• _About this exercise_:
Some lines hold the string "screenshot". Copy all of them from the material that follows.

• _Provided material_:
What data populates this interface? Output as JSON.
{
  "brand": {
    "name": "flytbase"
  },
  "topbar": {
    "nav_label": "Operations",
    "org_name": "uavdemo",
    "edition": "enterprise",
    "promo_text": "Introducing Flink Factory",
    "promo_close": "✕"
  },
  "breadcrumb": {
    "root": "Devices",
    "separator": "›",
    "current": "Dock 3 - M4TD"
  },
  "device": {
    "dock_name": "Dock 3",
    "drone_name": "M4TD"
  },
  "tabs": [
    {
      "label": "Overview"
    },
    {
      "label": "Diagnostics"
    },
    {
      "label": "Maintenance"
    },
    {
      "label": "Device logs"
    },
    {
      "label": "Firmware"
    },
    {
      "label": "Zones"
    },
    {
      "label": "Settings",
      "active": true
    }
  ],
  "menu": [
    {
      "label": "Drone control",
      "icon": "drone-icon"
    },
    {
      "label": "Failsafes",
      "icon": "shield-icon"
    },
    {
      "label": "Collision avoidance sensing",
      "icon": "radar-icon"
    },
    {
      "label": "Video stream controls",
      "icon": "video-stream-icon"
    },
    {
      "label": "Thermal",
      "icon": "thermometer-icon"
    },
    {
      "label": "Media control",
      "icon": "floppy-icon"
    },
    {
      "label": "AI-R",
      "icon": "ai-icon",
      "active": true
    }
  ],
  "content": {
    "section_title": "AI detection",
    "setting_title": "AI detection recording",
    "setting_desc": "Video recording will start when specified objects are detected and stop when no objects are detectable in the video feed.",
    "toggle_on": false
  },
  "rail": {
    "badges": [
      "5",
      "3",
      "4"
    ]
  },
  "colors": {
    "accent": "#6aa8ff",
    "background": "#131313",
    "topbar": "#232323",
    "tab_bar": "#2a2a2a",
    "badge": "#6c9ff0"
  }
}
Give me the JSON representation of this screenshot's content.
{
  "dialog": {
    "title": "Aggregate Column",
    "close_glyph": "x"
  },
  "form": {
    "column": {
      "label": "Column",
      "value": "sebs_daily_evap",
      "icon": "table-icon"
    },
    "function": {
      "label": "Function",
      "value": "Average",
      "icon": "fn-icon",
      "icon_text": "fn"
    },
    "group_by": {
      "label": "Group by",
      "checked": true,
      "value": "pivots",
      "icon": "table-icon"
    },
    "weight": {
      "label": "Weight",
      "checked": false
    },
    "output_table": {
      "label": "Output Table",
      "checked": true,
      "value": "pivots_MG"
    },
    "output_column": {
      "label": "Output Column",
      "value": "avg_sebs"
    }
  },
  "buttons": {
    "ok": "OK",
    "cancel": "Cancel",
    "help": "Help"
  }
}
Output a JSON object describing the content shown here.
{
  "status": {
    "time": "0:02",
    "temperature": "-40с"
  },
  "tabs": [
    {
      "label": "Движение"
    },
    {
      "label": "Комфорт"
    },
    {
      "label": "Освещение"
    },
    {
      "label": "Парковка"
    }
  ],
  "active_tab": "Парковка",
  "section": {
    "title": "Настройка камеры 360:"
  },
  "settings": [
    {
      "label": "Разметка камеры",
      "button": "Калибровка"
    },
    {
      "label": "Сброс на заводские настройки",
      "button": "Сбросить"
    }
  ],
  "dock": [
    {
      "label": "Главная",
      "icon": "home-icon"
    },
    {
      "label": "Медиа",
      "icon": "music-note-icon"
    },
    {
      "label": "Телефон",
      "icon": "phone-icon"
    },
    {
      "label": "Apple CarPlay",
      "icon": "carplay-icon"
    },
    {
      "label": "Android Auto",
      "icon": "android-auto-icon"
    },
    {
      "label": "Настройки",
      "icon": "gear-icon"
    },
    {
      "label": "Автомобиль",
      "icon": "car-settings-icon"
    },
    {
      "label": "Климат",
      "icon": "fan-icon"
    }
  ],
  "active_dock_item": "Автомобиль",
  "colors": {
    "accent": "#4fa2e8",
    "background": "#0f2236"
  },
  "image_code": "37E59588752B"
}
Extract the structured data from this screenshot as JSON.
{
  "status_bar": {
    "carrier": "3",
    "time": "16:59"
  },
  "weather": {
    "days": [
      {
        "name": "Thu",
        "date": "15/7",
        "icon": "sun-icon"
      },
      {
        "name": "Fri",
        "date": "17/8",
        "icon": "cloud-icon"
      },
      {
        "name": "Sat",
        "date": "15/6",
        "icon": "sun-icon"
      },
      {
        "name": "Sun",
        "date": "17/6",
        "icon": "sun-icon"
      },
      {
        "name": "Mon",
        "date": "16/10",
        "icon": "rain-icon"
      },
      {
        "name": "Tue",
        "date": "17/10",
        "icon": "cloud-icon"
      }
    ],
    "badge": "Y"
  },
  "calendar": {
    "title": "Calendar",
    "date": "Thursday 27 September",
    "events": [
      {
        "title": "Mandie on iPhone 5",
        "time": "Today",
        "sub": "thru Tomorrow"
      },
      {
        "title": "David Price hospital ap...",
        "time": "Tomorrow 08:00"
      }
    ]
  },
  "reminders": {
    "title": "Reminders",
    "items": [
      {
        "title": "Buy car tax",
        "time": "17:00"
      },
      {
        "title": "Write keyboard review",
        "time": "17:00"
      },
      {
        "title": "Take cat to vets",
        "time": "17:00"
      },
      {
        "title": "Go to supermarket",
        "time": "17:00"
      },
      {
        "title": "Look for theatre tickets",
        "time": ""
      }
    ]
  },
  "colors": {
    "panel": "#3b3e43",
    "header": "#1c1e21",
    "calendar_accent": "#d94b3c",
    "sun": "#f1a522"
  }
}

• _Reply_:
Give me the JSON representation of this screenshot's content.
Extract the structured data from this screenshot as JSON.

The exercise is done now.